■ **TASK REQUIREMENTS**:
Please output every line of the material as it stands, without the pictures.
++++++++++++++++++++
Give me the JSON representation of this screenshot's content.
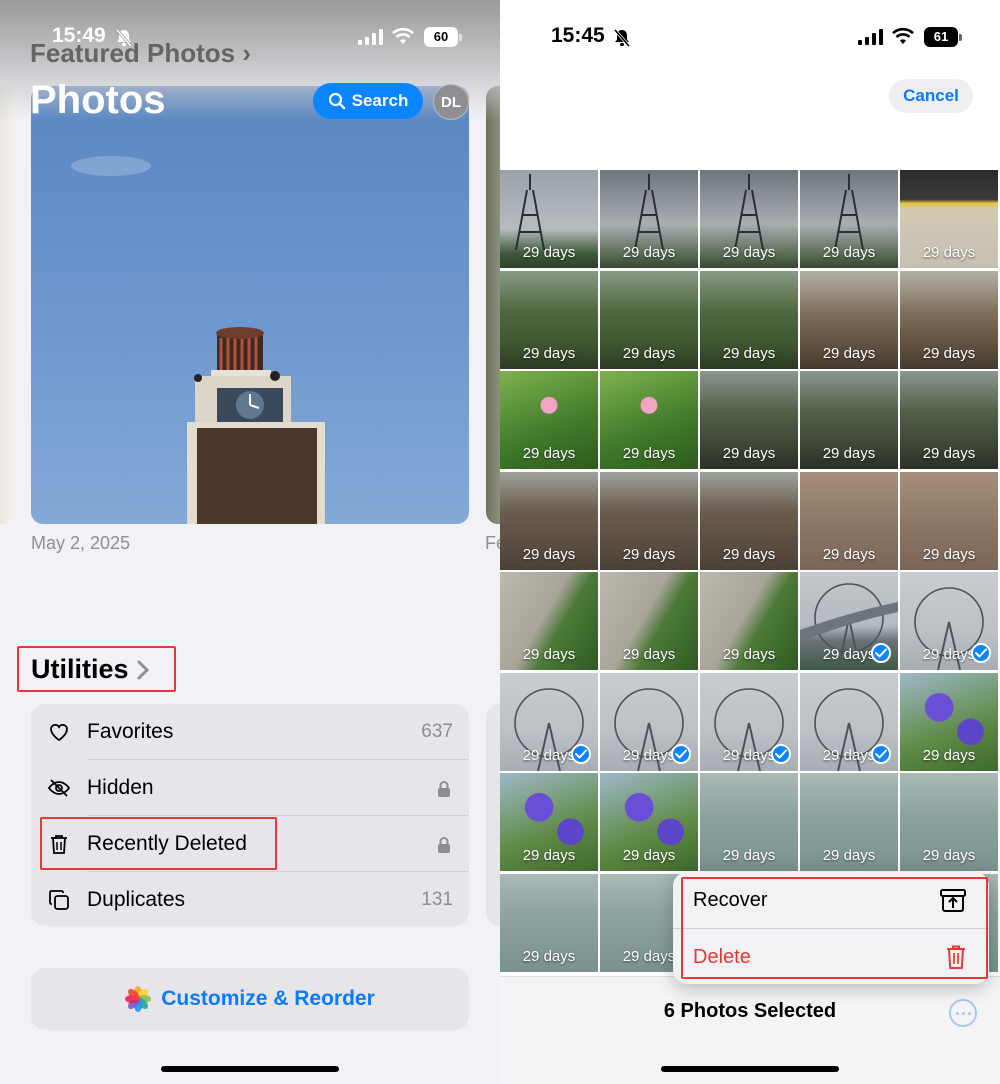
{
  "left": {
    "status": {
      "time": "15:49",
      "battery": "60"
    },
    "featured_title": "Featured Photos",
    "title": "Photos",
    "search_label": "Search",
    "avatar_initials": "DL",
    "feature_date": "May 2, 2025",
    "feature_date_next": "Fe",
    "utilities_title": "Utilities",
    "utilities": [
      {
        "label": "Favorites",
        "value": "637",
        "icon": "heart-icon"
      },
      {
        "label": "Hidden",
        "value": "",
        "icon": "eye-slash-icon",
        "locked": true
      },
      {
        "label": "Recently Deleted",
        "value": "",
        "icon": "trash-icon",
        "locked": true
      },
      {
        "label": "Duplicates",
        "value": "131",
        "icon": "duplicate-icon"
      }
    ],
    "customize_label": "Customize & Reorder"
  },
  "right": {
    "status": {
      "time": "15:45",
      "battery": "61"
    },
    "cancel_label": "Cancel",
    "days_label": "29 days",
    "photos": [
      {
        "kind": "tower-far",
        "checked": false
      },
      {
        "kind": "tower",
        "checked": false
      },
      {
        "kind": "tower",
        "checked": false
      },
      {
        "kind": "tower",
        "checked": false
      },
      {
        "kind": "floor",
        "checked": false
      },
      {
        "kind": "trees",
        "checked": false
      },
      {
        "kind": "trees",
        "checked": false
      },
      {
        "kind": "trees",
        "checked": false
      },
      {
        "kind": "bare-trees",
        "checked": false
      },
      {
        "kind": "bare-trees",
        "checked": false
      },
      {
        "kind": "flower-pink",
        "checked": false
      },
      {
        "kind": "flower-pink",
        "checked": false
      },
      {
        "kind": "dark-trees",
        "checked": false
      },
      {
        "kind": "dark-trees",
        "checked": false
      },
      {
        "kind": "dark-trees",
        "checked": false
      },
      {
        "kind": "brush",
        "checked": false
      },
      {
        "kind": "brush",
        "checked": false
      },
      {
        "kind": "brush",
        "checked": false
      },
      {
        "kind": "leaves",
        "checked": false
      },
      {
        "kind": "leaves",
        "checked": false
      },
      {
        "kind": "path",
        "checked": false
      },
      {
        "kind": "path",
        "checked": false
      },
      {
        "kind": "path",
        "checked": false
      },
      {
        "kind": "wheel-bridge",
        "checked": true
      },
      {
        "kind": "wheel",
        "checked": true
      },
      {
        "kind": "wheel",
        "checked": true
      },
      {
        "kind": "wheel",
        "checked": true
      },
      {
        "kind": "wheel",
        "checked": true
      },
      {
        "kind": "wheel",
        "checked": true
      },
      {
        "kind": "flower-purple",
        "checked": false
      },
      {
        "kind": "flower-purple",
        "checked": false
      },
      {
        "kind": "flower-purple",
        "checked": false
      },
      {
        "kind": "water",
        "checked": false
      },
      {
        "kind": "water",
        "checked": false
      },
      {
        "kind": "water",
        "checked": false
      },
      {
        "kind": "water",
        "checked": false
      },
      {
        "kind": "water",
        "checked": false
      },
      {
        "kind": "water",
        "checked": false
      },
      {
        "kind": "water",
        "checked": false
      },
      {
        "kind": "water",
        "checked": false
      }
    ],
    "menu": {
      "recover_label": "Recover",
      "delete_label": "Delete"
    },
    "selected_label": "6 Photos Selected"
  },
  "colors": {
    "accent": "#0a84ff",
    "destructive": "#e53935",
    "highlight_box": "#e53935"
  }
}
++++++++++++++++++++
■ **RESPONSE TO THIS EXERCISE**:
Give me the JSON representation of this screenshot's content.
{
  "left": {
    "status": {
      "time": "15:49",
      "battery": "60"
    },
    "featured_title": "Featured Photos",
    "title": "Photos",
    "search_label": "Search",
    "avatar_initials": "DL",
    "feature_date": "May 2, 2025",
    "feature_date_next": "Fe",
    "utilities_title": "Utilities",
    "utilities": [
      {
        "label": "Favorites",
        "value": "637",
        "icon": "heart-icon"
      },
      {
        "label": "Hidden",
        "value": "",
        "icon": "eye-slash-icon",
        "locked": true
      },
      {
        "label": "Recently Deleted",
        "value": "",
        "icon": "trash-icon",
        "locked": true
      },
      {
        "label": "Duplicates",
        "value": "131",
        "icon": "duplicate-icon"
      }
    ],
    "customize_label": "Customize & Reorder"
  },
  "right": {
    "status": {
      "time": "15:45",
      "battery": "61"
    },
    "cancel_label": "Cancel",
    "days_label": "29 days",
    "photos": [
      {
        "kind": "tower-far",
        "checked": false
      },
      {
        "kind": "tower",
        "checked": false
      },
      {
        "kind": "tower",
        "checked": false
      },
      {
        "kind": "tower",
        "checked": false
      },
      {
        "kind": "floor",
        "checked": false
      },
      {
        "kind": "trees",
        "checked": false
      },
      {
        "kind": "trees",
        "checked": false
      },
      {
        "kind": "trees",
        "checked": false
      },
      {
        "kind": "bare-trees",
        "checked": false
      },
      {
        "kind": "bare-trees",
        "checked": false
      },
      {
        "kind": "flower-pink",
        "checked": false
      },
      {
        "kind": "flower-pink",
        "checked": false
      },
      {
        "kind": "dark-trees",
        "checked": false
      },
      {
        "kind": "dark-trees",
        "checked": false
      },
      {
        "kind": "dark-trees",
        "checked": false
      },
      {
        "kind": "brush",
        "checked": false
      },
      {
        "kind": "brush",
        "checked": false
      },
      {
        "kind": "brush",
        "checked": false
      },
      {
        "kind": "leaves",
        "checked": false
      },
      {
        "kind": "leaves",
        "checked": false
      },
      {
        "kind": "path",
        "checked": false
      },
      {
        "kind": "path",
        "checked": false
      },
      {
        "kind": "path",
        "checked": false
      },
      {
        "kind": "wheel-bridge",
        "checked": true
      },
      {
        "kind": "wheel",
        "checked": true
      },
      {
        "kind": "wheel",
        "checked": true
      },
      {
        "kind": "wheel",
        "checked": true
      },
      {
        "kind": "wheel",
        "checked": true
      },
      {
        "kind": "wheel",
        "checked": true
      },
      {
        "kind": "flower-purple",
        "checked": false
      },
      {
        "kind": "flower-purple",
        "checked": false
      },
      {
        "kind": "flower-purple",
        "checked": false
      },
      {
        "kind": "water",
        "checked": false
      },
      {
        "kind": "water",
        "checked": false
      },
      {
        "kind": "water",
        "checked": false
      },
      {
        "kind": "water",
        "checked": false
      },
      {
        "kind": "water",
        "checked": false
      },
      {
        "kind": "water",
        "checked": false
      },
      {
        "kind": "water",
        "checked": false
      },
      {
        "kind": "water",
        "checked": false
      }
    ],
    "menu": {
      "recover_label": "Recover",
      "delete_label": "Delete"
    },
    "selected_label": "6 Photos Selected"
  },
  "colors": {
    "accent": "#0a84ff",
    "destructive": "#e53935",
    "highlight_box": "#e53935"
  }
}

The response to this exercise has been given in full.